South Asia is the second most violent place on earth after Iraq. While conflicts in Afghanistan and Pakistan have attracted global attention, parts of India, Sri Lanka and Nepal have also experienced long-running conflicts. The result is human misery, destruction of infrastructure and social cohesion, and death.
The relationships between conflict, income and poverty are much more complex than is commonly supposed. High income does not guarantee peace and stability. The relationship between conflict and per capita income is not very tight—there are many countries that are outliers. What is even more striking is that these outliers are concentrated in South Asia. Most South Asian countries (except for Bangladesh) have much higher conflict rates for their stage of development.
Photograph: Mohammad Shoab / Reuters

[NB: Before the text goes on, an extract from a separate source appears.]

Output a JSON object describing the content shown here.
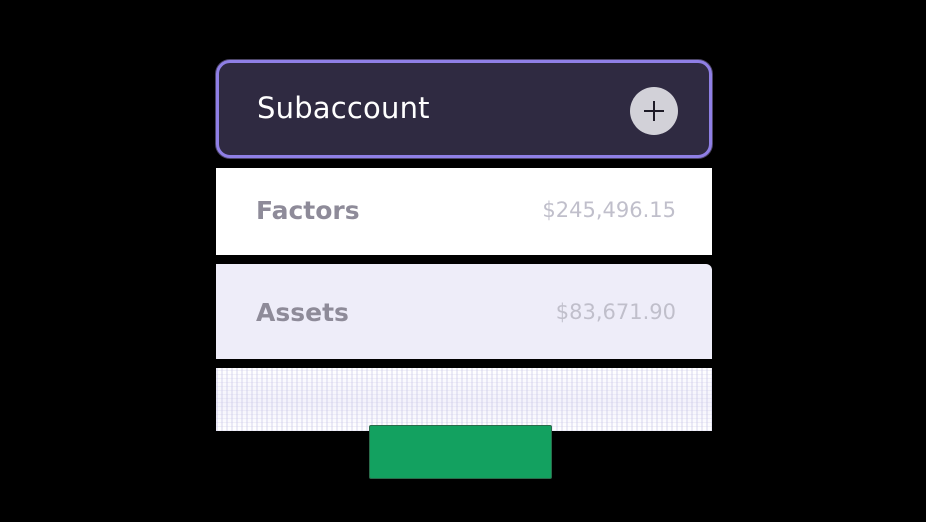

If it is conflict which holds back development, then policymakers should focus on controlling conflict, that is, increase military and police interventions to reduce conflict. But if it is low income and high poverty which cause conflict, then the focus should be on direct policy interventions to reduce poverty and human misery. In India, there is evidence that states that had higher incomes and fewer police had less violence than the ones that had more police and less income. There is also some evidence that horizontal inequalities (inequality between identity groups) can be a factor in causing conflict. This suggests that it is not enough just to have “development” but it must be shared fairly across groups.

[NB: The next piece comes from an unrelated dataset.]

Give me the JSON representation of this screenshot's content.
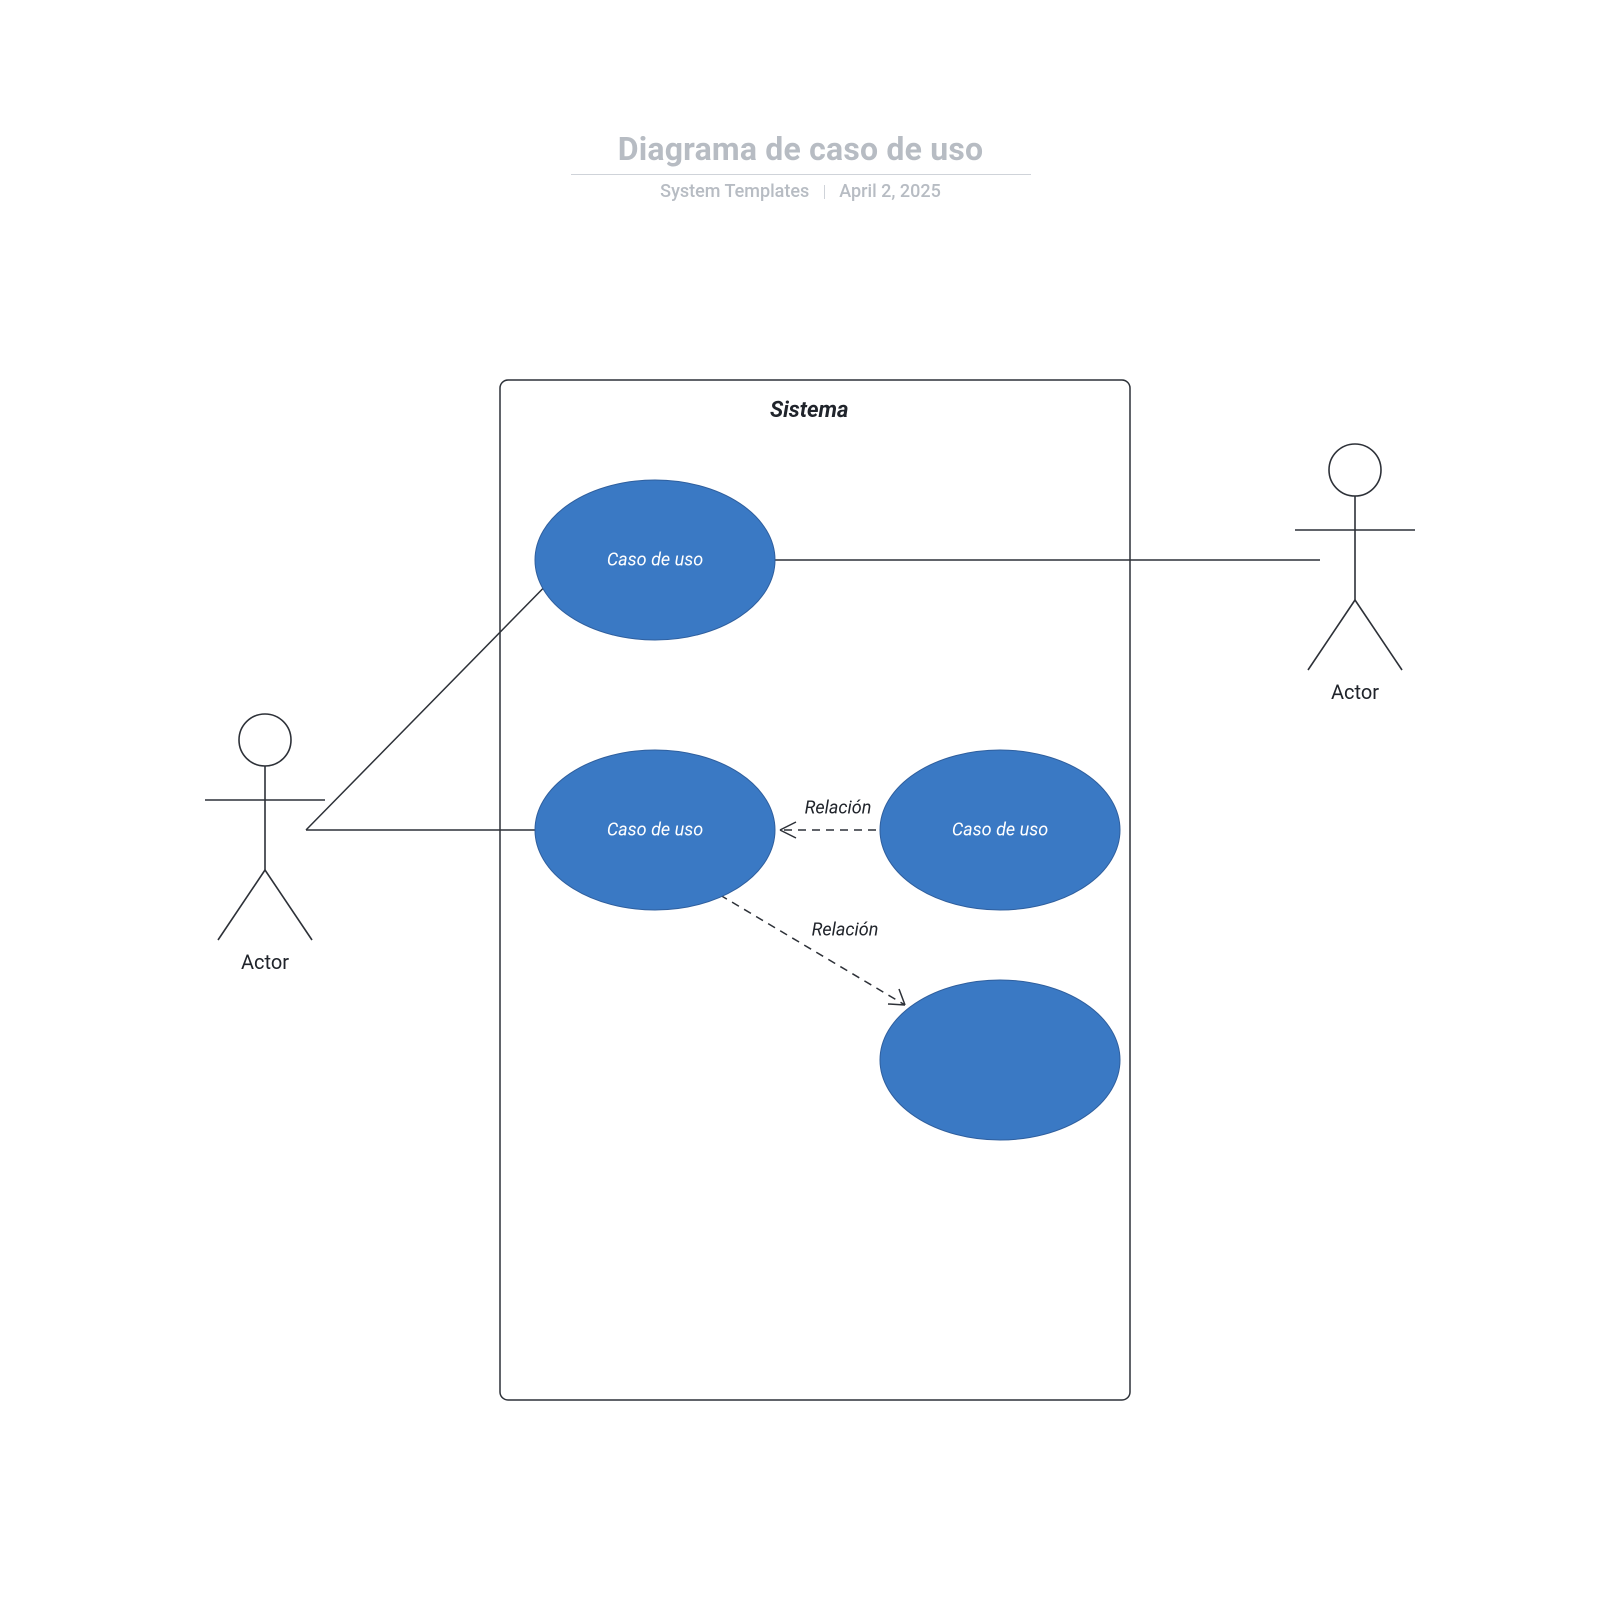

Given the inverse association between conflict and per capita income, we would expect that conflict rates should be much higher in lagging regions within countries—that is, regions that have lower per capita income compared with national average. Indeed, this is exactly what we find.
In India, Bangladesh, Nepal, Pakistan and Sri Lanka, conflict is concentrated in the lagging regions. Conflict rates are higher in the lagging regions of Pakistan (Baluchistan, Federally Administered Tribal Areas and North-West Frontier Province), India (Maoist insurgency in Bihar, Chhattisgarh, Jharkhand and Orissa), Sri Lanka (north) and Nepal. Lagging regions have experienced more than three times the number of terrorist incidents per capita, compared with leading regions, and almost twice as many deaths per head of population in such incidents.
Conflicts can be triggered by low economic growth which leads to a lower economic opportunity cost of rebellion against the state in poor areas. Low economic growth in certain areas can be the result of unequal distribution in gains from development or political marginalization. A second trigger for conflicts is a natural disaster. The lagging regions of South Asia suffer from both. The consequences of conflict on development are more severe in lagging regions because they have weak institutions, poor geography and are poorly integrated with global markets. These are also the characteristics that limit economic growth in lagging regions.
Leading regions also suffer from conflict and poverty in South Asia, but they have managed them better because of rapid economic growth, job creation and better safety net programmes.
Reducing conflict is a prerequisite for political stability which, in turn, is the prerequisite for implementing pro-growth policies.
The most common approach to deal with insurgencies, terrorism or internal violence is to use the police to establish law and order in the affected areas. In cases where police force is insufficient, the armed forces are called in to deal with the insurgency. In most cases, this has not been a successful strategy. Even when these are successful in defeating the insurgents, as in Sri Lanka, the human cost associated with military operations is very high.
A different approach to dealing with insurgencies is to conduct negotiations and sign peace agreements with the insurgents. This approach has been tried in some areas of South Asia. For instance, the Indian government has signed peace deals with several separatist groups in the north-eastern states, granting them a higher degree of local autonomy in some cases.
At the same time as the security-based solution, there are economic solutions. These involve the government expanding welfare programmes to reduce poverty in the conflict-affected areas as a means to undercutting the support for the insurgency. This has been tried in some conflicts in South Asia, but it has failed because of poor choices of economic policies and poor implementation in conflict regions.
Policy choices and their implementation are critical in preventing an escalation of conflict and in post-conflict reconstruction. Economic policies should be geared not just to maximize growth, but also to address the distributional or political factors that led to the conflict.
Cross-border cooperation between countries should be an integral part of any strategy to reduce conflict. Many of the internal conflicts in South Asia have cross-border dimensions. Going forward, regional cooperation initiatives, which have so far been underused, are likely to be important in countering terrorism. South Asian governments have taken a variety of approaches to fight terrorism. The challenge is to balance these different approaches towards countering conflict, as well as the optimal economic policies to be adopted in post-conflict environments.
Edited excerpts. Printed with permission from VoxEU.org. Ejaz Ghani is economic adviser at the World Bank and Lakshmi Iyer is an assistant professor at Harvard Business School. The views expressed here are personal and not those of the World Bank. Comment at firstname.lastname@example.org